Lombardi was a devout Catholic and told his players that their priorities should be first to God, second to their wives and families, and third to the Green Bay Packers. He attended Mass daily and led the team in prayer after every game. He had his championship rings inscribed with the Sacred Heart and the Blessed Virgin, and his players’ rings contained the words “Run to Win”, from one of St. Paul’s epistles.
After his second Super Bowl win, Lombardi retired from coaching to work as a general manager for the Packers. He grew restless after a year, and returned to coach the Washington Redskins in 1969. The Redskins enjoyed their first winning season in years under Lombardi. Shortly thereafter, Lombardi was diagnosed with cancer. He died on September 3, 1970. He was fifty-seven years old.
What It Takes to Be No. 1
Winning is not a sometime thing, it is an all-the-time thing. You don’t win once in awhile. You don’t do things right once in a while. You do them right all the time. Winning is a habit. Unfortunately, so is losing.
There is no room for second place. There is only one place in my game and that is first place. I have finished second twice in my time at Green Bay, and I don’t ever want to finish second again. There is a second place bowl game, but it is a game for losers played by losers. It is and always has been American zeal to be first in anything we do and to win and to win and to win.

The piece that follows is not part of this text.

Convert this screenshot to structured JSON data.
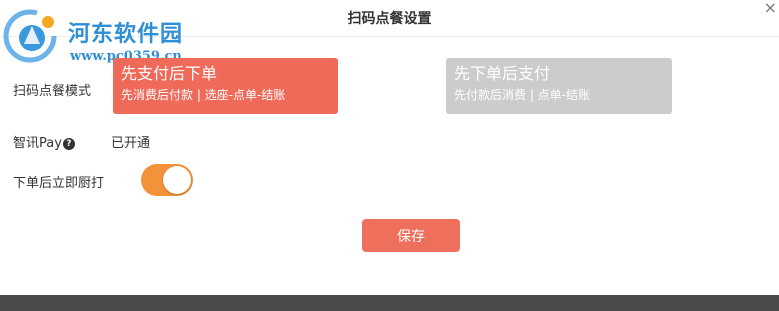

Every time a football player goes out to play his trade, he’s got to play from the ground up — from the soles of his feet right up to his head. Every inch of him has to play. Some guys play with their heads. That’s okay. You’ve got to be smart to be No. 1 in any business. But more important, you’ve got to play with your heart — with every fiber of your body. If you’re lucky enough to find a guy with a lot of head and a lot of heart, he’s never going to come off the field second.
Running a football team is no different than running any other kind of organization — an army, a political party, a business. The principles are the same. The object is to win — to beat the other guy. Maybe that sounds hard or cruel. I don’t think it is.
It’s a reality of life that men are competitive and the most competitive games draw the most competitive men. That’s why they’re there — to compete. They know the rules and the objectives when they get in the game. The objective is to win — fairly, squarely, decently, by the rules — but to win.
And in truth, I’ve never known a man worth his salt who in the long run, deep down in his heart, didn’t appreciate the grind, the discipline. There is something in good men that really yearns for — needs — discipline and the harsh reality of head-to-head combat.
I don’t say these things because I believe in the “brute” nature of man or that men must be brutalized to be combative. I believe in God and I believe in human decency. But I firmly believe that any man’s finest hour — his greatest fulfillment to all he holds dear — is that moment when he has worked his heart out in a good cause and lies exhausted on the field of battle — victorious.